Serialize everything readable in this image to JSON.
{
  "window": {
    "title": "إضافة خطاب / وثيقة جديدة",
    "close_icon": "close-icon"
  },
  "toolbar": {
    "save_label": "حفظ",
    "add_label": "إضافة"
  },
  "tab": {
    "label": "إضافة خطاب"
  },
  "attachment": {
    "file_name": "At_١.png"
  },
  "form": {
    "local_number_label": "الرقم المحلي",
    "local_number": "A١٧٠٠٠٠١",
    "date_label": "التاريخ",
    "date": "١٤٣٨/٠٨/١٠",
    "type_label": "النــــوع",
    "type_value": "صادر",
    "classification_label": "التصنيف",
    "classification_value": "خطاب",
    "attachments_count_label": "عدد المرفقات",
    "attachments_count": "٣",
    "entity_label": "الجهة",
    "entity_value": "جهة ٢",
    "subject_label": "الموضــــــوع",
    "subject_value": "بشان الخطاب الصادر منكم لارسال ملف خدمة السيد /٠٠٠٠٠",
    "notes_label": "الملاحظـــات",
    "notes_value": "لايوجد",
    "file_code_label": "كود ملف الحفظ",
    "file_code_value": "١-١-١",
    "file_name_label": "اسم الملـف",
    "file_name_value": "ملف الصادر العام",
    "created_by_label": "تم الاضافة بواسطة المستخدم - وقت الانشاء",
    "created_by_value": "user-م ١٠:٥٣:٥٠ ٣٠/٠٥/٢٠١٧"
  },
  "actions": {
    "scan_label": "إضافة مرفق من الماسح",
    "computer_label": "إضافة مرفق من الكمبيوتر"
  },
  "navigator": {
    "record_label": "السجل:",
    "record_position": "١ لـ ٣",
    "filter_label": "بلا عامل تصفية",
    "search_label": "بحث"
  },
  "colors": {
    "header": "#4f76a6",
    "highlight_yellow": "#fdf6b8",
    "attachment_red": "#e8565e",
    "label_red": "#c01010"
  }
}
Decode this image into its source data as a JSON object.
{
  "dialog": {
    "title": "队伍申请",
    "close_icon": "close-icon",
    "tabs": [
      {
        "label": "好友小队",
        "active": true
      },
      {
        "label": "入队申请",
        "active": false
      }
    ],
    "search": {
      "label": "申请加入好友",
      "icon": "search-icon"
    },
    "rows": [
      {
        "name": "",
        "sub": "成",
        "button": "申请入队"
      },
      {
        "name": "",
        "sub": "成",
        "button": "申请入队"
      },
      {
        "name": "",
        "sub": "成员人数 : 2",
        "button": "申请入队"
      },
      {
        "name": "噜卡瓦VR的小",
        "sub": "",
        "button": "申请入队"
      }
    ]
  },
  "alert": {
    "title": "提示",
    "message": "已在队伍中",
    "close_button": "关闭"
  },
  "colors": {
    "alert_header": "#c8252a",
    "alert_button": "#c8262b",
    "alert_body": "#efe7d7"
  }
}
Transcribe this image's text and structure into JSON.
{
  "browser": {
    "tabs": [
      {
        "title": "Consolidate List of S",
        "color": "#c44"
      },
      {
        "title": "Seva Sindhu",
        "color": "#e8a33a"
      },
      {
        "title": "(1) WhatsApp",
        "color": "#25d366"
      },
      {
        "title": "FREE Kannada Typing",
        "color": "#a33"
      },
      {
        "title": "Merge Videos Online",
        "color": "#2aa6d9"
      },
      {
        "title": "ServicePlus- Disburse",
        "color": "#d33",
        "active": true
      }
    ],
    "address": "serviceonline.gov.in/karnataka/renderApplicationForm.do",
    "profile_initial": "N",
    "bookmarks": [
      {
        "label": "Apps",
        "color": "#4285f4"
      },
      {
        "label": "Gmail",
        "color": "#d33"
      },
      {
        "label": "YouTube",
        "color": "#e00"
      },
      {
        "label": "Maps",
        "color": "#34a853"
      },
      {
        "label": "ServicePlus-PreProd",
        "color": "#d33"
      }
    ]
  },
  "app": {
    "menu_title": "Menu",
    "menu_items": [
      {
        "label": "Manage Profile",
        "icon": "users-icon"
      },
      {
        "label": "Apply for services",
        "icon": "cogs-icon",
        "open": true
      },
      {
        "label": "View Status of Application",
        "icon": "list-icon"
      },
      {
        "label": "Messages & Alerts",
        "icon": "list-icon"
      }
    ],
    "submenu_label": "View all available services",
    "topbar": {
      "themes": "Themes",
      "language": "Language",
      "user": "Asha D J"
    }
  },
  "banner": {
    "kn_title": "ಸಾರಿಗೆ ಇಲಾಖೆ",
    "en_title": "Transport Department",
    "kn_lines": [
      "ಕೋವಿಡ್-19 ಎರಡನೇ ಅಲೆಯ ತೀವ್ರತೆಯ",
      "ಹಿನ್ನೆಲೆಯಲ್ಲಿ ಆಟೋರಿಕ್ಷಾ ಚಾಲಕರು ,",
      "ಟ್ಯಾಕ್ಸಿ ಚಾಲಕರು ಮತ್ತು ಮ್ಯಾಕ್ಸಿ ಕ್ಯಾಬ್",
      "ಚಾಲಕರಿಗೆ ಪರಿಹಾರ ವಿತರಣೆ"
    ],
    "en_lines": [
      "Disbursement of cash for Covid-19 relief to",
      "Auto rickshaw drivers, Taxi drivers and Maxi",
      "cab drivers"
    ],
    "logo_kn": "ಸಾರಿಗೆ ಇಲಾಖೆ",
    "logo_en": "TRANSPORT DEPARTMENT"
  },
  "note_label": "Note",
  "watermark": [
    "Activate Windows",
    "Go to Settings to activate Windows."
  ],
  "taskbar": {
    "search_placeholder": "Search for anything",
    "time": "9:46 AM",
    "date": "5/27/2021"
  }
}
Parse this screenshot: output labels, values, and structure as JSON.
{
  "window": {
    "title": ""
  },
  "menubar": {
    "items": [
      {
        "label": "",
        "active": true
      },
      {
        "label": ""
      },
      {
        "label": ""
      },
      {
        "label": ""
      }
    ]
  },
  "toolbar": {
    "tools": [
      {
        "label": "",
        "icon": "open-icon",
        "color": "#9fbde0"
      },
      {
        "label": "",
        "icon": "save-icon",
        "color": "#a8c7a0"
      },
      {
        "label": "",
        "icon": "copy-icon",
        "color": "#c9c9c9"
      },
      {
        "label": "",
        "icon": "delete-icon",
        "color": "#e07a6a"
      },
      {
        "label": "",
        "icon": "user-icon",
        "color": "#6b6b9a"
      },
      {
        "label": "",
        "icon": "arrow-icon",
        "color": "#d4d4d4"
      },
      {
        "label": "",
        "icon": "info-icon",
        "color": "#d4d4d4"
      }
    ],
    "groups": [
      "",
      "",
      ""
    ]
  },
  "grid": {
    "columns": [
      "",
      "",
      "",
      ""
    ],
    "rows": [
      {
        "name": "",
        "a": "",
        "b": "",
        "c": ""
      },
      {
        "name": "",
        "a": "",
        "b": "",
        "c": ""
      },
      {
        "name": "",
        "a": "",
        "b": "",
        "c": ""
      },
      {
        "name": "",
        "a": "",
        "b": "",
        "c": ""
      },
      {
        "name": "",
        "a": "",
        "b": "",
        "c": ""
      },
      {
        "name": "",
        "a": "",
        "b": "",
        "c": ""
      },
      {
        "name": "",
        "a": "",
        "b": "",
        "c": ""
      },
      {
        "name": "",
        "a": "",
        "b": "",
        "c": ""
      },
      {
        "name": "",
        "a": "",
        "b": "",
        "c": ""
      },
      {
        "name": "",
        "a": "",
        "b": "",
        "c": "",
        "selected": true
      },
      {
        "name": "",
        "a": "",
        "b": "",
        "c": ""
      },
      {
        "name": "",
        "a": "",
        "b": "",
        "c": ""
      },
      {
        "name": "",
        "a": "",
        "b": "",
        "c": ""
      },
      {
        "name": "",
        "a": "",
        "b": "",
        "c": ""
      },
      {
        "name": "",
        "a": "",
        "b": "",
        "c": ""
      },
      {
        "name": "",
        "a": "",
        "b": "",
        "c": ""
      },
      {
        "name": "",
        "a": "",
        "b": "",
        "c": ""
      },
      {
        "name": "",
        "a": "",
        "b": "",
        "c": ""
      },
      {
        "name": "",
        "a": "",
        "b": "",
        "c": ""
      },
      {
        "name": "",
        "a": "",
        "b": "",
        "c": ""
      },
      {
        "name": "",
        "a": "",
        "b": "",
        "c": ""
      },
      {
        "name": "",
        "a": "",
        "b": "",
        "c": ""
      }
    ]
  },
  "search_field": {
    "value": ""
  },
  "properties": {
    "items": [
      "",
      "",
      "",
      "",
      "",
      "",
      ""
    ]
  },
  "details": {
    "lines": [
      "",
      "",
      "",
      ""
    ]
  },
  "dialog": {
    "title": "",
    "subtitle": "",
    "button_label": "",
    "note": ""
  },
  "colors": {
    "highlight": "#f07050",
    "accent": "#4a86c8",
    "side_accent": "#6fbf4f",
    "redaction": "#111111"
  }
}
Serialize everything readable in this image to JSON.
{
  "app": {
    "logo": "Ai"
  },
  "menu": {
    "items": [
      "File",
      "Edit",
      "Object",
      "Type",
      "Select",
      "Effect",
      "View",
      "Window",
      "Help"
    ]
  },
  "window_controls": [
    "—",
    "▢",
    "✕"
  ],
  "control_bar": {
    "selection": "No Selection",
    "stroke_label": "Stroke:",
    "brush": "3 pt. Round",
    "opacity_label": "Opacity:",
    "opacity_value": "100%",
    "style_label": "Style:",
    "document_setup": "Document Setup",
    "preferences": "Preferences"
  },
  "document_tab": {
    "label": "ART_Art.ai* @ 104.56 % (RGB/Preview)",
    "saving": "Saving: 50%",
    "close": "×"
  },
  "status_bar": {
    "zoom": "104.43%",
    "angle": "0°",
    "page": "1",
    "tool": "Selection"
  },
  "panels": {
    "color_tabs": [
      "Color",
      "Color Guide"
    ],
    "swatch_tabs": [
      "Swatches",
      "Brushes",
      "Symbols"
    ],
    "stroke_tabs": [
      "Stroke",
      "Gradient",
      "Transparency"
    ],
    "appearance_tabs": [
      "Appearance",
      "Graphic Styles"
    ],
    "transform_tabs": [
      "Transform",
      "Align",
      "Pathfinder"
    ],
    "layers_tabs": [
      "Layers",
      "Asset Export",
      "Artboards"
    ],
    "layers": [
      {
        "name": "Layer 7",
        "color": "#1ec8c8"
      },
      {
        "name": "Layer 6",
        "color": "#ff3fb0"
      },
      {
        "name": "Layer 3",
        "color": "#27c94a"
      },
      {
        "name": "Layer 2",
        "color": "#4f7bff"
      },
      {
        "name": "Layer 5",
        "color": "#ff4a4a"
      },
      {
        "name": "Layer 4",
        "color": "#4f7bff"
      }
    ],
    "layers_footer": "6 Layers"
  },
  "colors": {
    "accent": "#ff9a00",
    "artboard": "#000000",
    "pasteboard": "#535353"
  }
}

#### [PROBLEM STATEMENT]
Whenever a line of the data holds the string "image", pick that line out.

#### [RESPONSE FOR THIS EXERCISE]
Serialize everything readable in this image to JSON.
Decode this image into its source data as a JSON object.
Transcribe this image's text and structure into JSON.
Serialize everything readable in this image to JSON.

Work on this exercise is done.